All my uncles, twelve of them, went into the service. So it seemed someone was always passing through Los Angeles and they slept on the floor or on the couch at my mother’s apartment just south of Sunset and they all shared ration stamps or commissary food they’d brought with them. In all the pictures in her scrapbook, these were the best times, the smiles warm and the eyes watery. My uncle Dick was wounded in North Africa but not too seriously. He was treated on a hospital ship and went back to his unit. But my uncle Art was wounded at Omaha beach and came home to the veteran’s hospital. For two years, he lived in a stark, white ward with other veterans and every Monday and Wednesday and most Saturdays, my mother would ride the streetcar, reading her paperback books, to spend an hour or two with her brother in the atrium at the hospital. He came back slowly. Rage, depression and booze, in the end, he beat them all but not before his first marriage failed. He regularly slept on my mother’s couch and would hitch-hike out to the beach to watch the surf and sleep. Finally, he went to school on the G.I. bill, became an accountant and married Henriette. He was forever after a stern man, solitary, controlled, full of self-discipline and few words. He never talked about the war or about the hospital but later, when the family was together, I would see him holding my mother’s hand.

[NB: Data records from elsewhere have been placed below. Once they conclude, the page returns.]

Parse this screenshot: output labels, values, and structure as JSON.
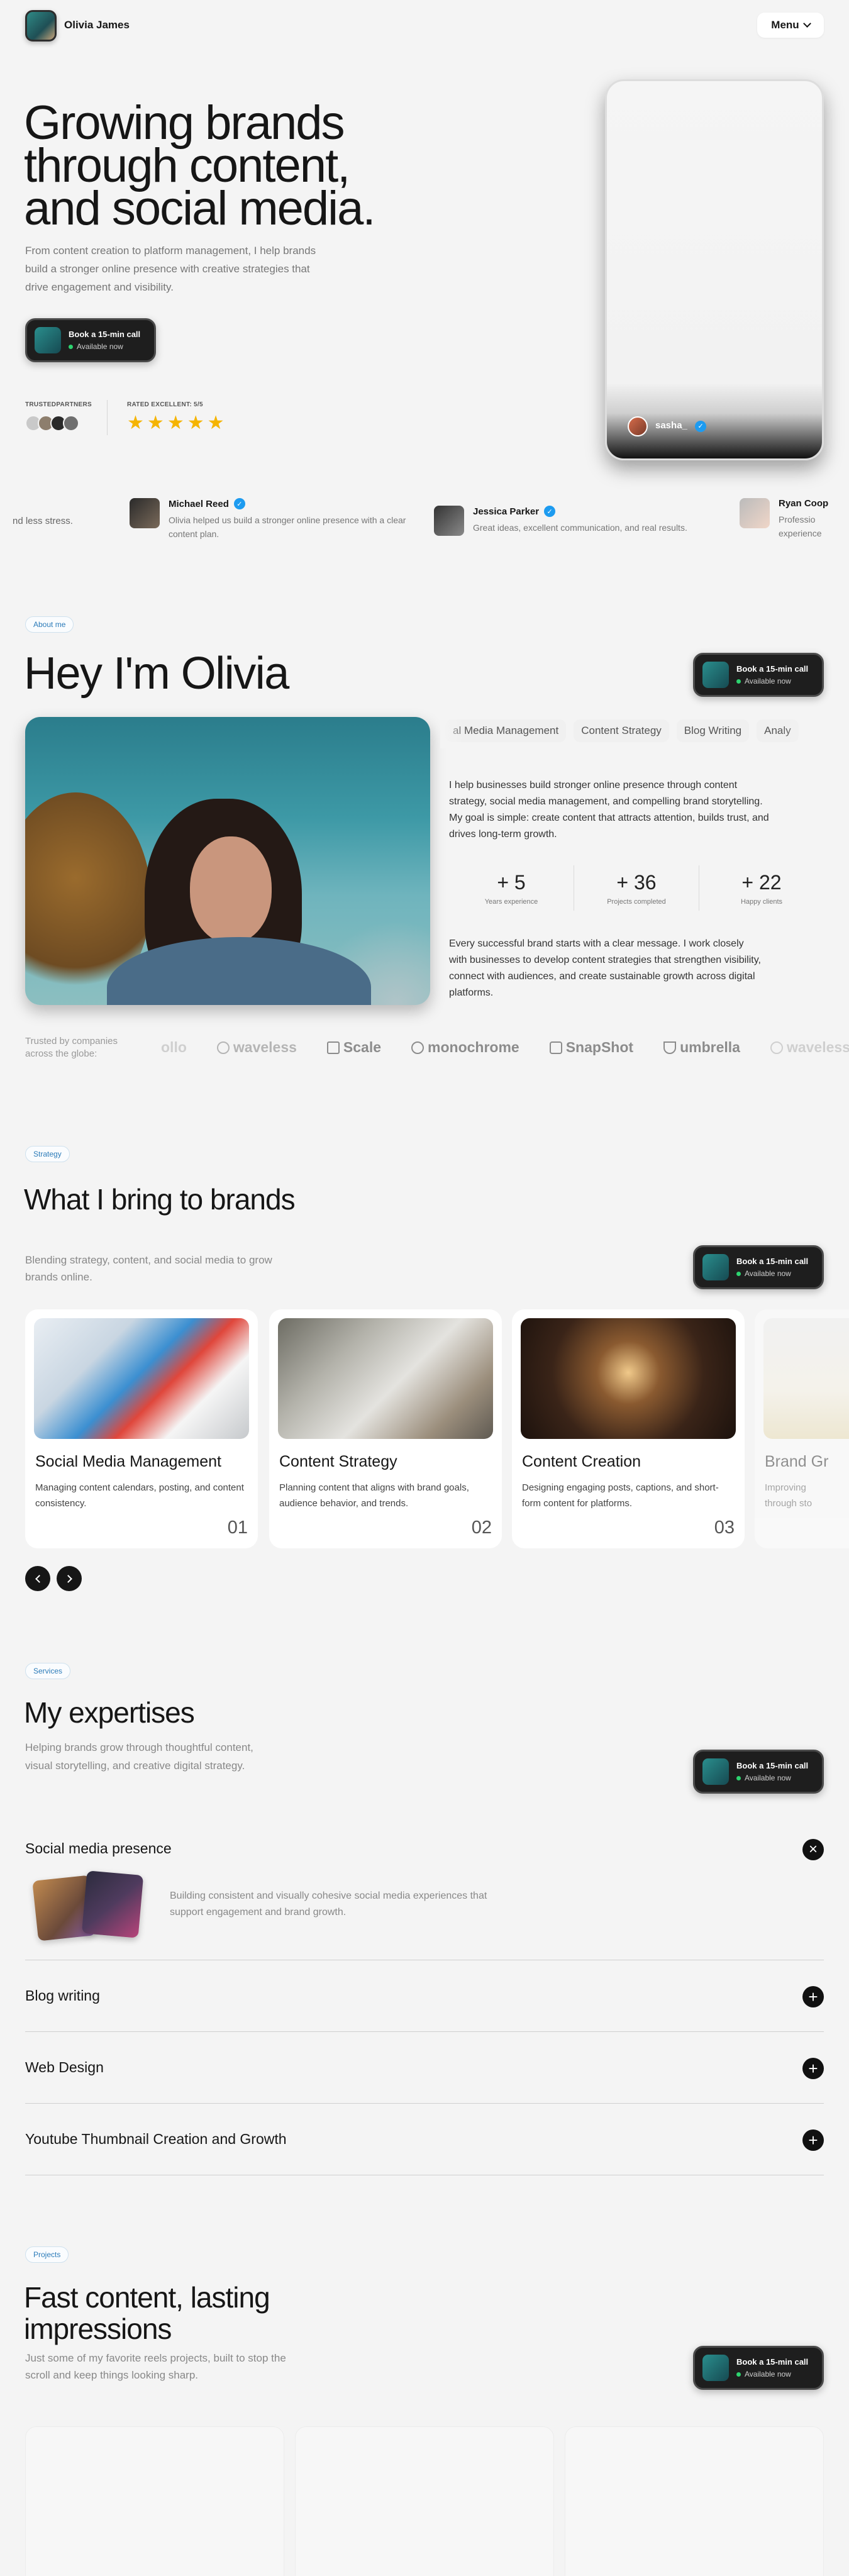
{
  "header": {
    "name": "Olivia James",
    "menu_label": "Menu"
  },
  "hero": {
    "title_lines": [
      "Growing brands",
      "through content,",
      "and social media."
    ],
    "description": "From content creation to platform management, I help brands build a stronger online presence with creative strategies that drive engagement and visibility.",
    "trusted_partners_label": "TRUSTEDPARTNERS",
    "rated_label": "RATED EXCELLENT: 5/5",
    "stars": 5,
    "phone_username": "sasha_"
  },
  "cta": {
    "label": "Book a 15-min call",
    "status": "Available now"
  },
  "testimonials": {
    "fragment": "nd less stress.",
    "items": [
      {
        "name": "Michael Reed",
        "text": "Olivia helped us build a stronger online presence with a clear content plan."
      },
      {
        "name": "Jessica Parker",
        "text": "Great ideas, excellent communication, and real results."
      },
      {
        "name": "Ryan Coop",
        "text": "Professio experience"
      }
    ]
  },
  "about": {
    "badge": "About me",
    "title": "Hey I'm Olivia",
    "skills": [
      "al Media Management",
      "Content Strategy",
      "Blog Writing",
      "Analy"
    ],
    "para1": "I help businesses build stronger online presence through content strategy, social media management, and compelling brand storytelling. My goal is simple: create content that attracts attention, builds trust, and drives long-term growth.",
    "stats": [
      {
        "num": "+ 5",
        "label": "Years experience"
      },
      {
        "num": "+ 36",
        "label": "Projects completed"
      },
      {
        "num": "+ 22",
        "label": "Happy clients"
      }
    ],
    "para2": "Every successful brand starts with a clear message. I work closely with businesses to develop content strategies that strengthen visibility, connect with audiences, and create sustainable growth across digital platforms."
  },
  "trusted": {
    "label": "Trusted by companies across the globe:",
    "logos": [
      "ollo",
      "waveless",
      "Scale",
      "monochrome",
      "SnapShot",
      "umbrella",
      "waveless"
    ]
  },
  "strategy": {
    "badge": "Strategy",
    "title": "What I bring to brands",
    "description": "Blending strategy, content, and social media to grow brands online.",
    "cards": [
      {
        "title": "Social Media Management",
        "desc": "Managing content calendars, posting, and content consistency.",
        "num": "01"
      },
      {
        "title": "Content Strategy",
        "desc": "Planning content that aligns with brand goals, audience behavior, and trends.",
        "num": "02"
      },
      {
        "title": "Content Creation",
        "desc": "Designing engaging posts, captions, and short-form content for platforms.",
        "num": "03"
      },
      {
        "title": "Brand Gr",
        "desc": "Improving through sto",
        "num": ""
      }
    ]
  },
  "expertises": {
    "badge": "Services",
    "title": "My expertises",
    "description": "Helping brands grow through thoughtful content, visual storytelling, and creative digital strategy.",
    "items": [
      {
        "title": "Social media presence",
        "desc": "Building consistent and visually cohesive social media experiences that support engagement and brand growth.",
        "icon": "×"
      },
      {
        "title": "Blog writing",
        "icon": "+"
      },
      {
        "title": "Web Design",
        "icon": "+"
      },
      {
        "title": "Youtube Thumbnail Creation and Growth",
        "icon": "+"
      }
    ]
  },
  "projects": {
    "badge": "Projects",
    "title": "Fast content, lasting impressions",
    "description": "Just some of my favorite reels projects, built to stop the scroll and keep things looking sharp."
  },
  "colors": {
    "accent_blue": "#1d9bf0",
    "star": "#f5b400",
    "available": "#2dd36f",
    "dark": "#161616"
  }
}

My mother’s favorite saying was, ‘You are known by the company you keep’ and throughout her life she showed little patience for poor judgment. When I went into the Marine Corps, my parents came down to the community center for the going-away lunch. There was a speaker and a short film and when we boarded the bus, I kissed her goodbye and saw something in her eyes I’d never seen before, an uneasiness, fear maybe and sadness. I didn’t understand it then, didn’t have a name for it. I was gone a long time.
I came home from Southeast Asia with a limp and stomach trouble. I avoided crowds, didn’t see my family much, did some drinking. But once a week, I would try to have dinner with my mother. Sometimes I would sleep on her couch.
Many years later, a close friend gave me some very good tickets to a Dodger’s game, third base side, just above the dugout. I called my mom and she sounded excited. My wife and I picked her up and, following my friend’s directions, exited the freeway at Santa Monica Boulevard, went east to Sunset and made a right turn toward downtown Los Angeles. This is not the glamorous Sunset Boulevard; this is working-class bustle, pedestrians, sidewalk vendors, small dress shops, bars and pawn shops. Most of the buildings date from well before the war, lots of brick with exterior fire escapes. As we drove along, my mother chatted happily in the back seat. If I leaned over just a bit to my left, I could see her face in the rearview mirror. As we worked our way through the evening traffic, she gazed out the window and talked about how little the neighborhoods had really changed, oh look there’s the Owl-Rexall drugstore, do you remember that little park where we used to walk, Mike? I pulled into a long line of stopped traffic and she fell silent. Across the street was a café from the old days. I leaned over and looked at her in the mirror, she was looking up a side street toward an old brick apartment building, a faded sign near the top said, Alfred Lee Apartments, Singles Available, by the week. I bent my head slightly and read the street sign, it said, Descanso Drive.
This morning, on my way to work, I passed a Greyhound bus, all new and shiny. I thought about my bus ride so many years ago and the look in my mother’s eyes. Now that I have a seventeen-year old son and feel the time passing so quickly, I finally understand.